Based on the little information the log provides, burglary and theft do not seem to have any distinction. It’s clear that Rhodes has a theft problem, but only burglaries are reported in the annual statistics. I immediately asked Sloas if he could release any crime reports that could clarify my suspicion (redactions would be welcomed). I even pointed out the fact that the annual reports were listing Tennessee state statues, rather than the specific federal ones mandated by the Clery Act. He told me no. Tiffany Cox at the Title IX office told me the same thing but said a new Title IX annual report would be released by August.  

The report was never released.  

I was optimistic about all the potential changes that would be made to Rhodes’ new annual report, released on Oct. 1. I was somewhat satisfied. Approximately 25 pages of required policies and procedures were added, compared to the last 10 annual reports. However, I was disappointed with Rhodes’ careless attempt to notify the community about how significant these changes are. A brief mention of a corrected ‘discrepancy’ at the bottom of an email is unacceptable. 

On Sep. 11, I emailed Ike Sloas asking him to give me the last three years of crime logs. The archive used to be on the crime log website. The archive was removed a week before the new report came out. 

Despite my continuous attempts to contact Sloas, 28 days had passed with no response. I decided to forward it all on to President Hass. Afterall, the Clery Act requires Rhodes turn over requested logs within two business days. 

The next day, I was contacted by Interim Vice President for Student Life Darrell Ray. 

“President Hass has asked that I respond to your email, as she is in the midst of the Board of Trustees meeting.  As you know, the Clery Act does not require Rhodes to post the crime log on its website, but we have undertaken to do this as a convenience and courtesy to the Rhodes community.  Right now, the website is undergoing reconstruction so that it will be easier to use and to minimize transcription errors.  The crime log will be returned to the website when Rhodes is satisfied with it.  In the meantime, you are welcome to come by the Campus Safety Office this afternoon, where you will be given a pdf of the current log for the last three years,” Ray said via email. 

Finally, how incidents are described in the logs and when they are listed is decided by the College in its sole judgment based on facts outside your knowledge or need to know. Rhodes is not in a position to discuss these decisions with you without violating other obligations imposed on Rhodes by federal law.” 

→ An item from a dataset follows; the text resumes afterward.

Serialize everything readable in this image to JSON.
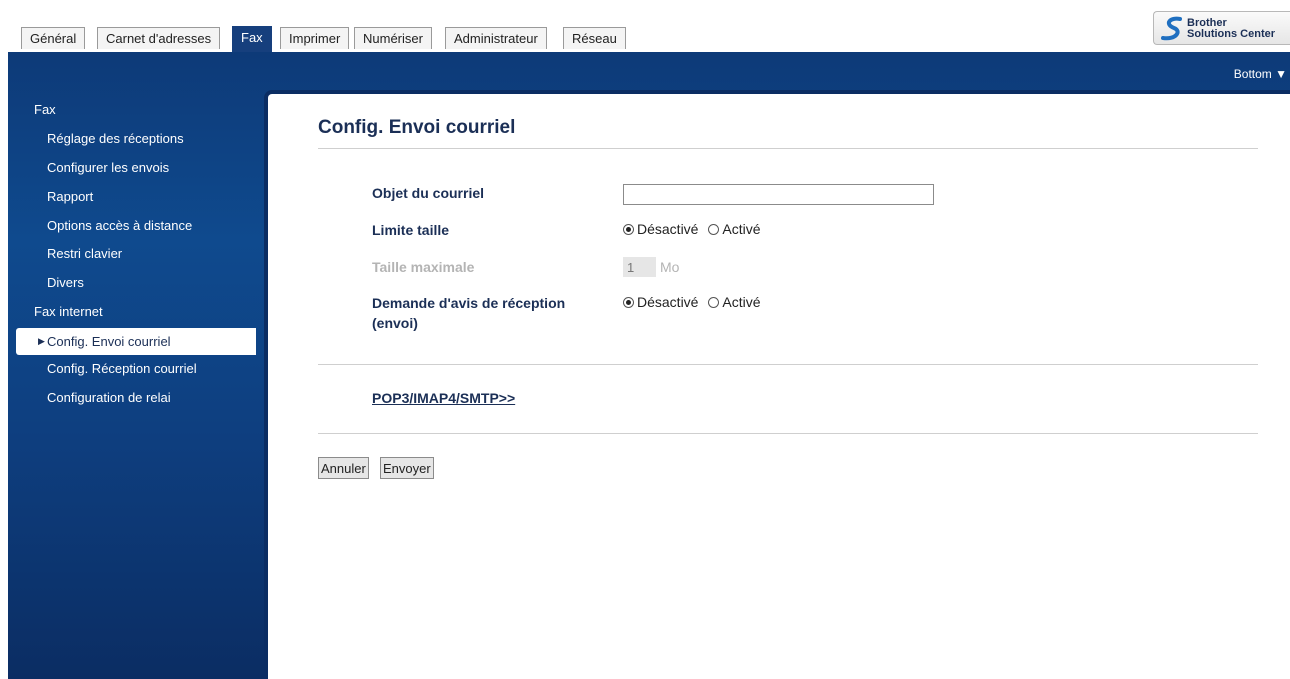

“On the other hand, if you have personal knowledge of what you believe to be an omission or error in the logs, please bring it to our attention as soon as possible, Ray wrote. 

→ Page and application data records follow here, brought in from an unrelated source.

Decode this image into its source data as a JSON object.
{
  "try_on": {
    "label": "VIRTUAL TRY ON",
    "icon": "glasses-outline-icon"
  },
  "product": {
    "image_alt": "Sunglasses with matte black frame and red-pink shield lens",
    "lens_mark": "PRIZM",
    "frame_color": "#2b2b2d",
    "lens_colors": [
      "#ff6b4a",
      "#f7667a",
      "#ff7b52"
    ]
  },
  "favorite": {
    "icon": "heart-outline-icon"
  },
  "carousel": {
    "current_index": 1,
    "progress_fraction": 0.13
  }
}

I received the logs in a flash-drive. My laptop doesn’t work with flashdrives, so I waited until my roommate got home. 

The following are crimes that Rhodes has omitted until now, according to the archives I downloaded in May.  

The new log shows in 2016 that 12 crimes have been added. Eight reports fall under sexual assault and dating violence. The dating violence/stalking crime my freshman friend reported is now there. Mine is not. I went back through my emails and found the ones of me going back and forth with the person I reported him tooThe new log doesn’t have my report in the surrounding days or even month I reported it. 

In 2017 and 2018, Rhodes omitted many crimes from the archived log, including multiple stalking, sexual assaults, dating violenceand at least 15 other crimes. 

In 1990 The Clery Act made it mandatory for schools to accurately report student crime data and properly warn students of potential threats. It is the foremost consumer protection law, as it is based on the premise that students, employees, and other members in the community are entitled to reliable and complete campus safety and crime prevention information. The transparent communication of this information empowers everyone on campus to be well-informed and to play an active role in their own safety and security. Any failure to produce an accurate and completed report deprives the campus of vital safety information to which they are entitled and effectively negates the law’s intent. 

Whether this is blatant indifference to the risks of noncompliance, or a pernicious scheme to protect their reputation is not as clearbut the silence is unacceptable.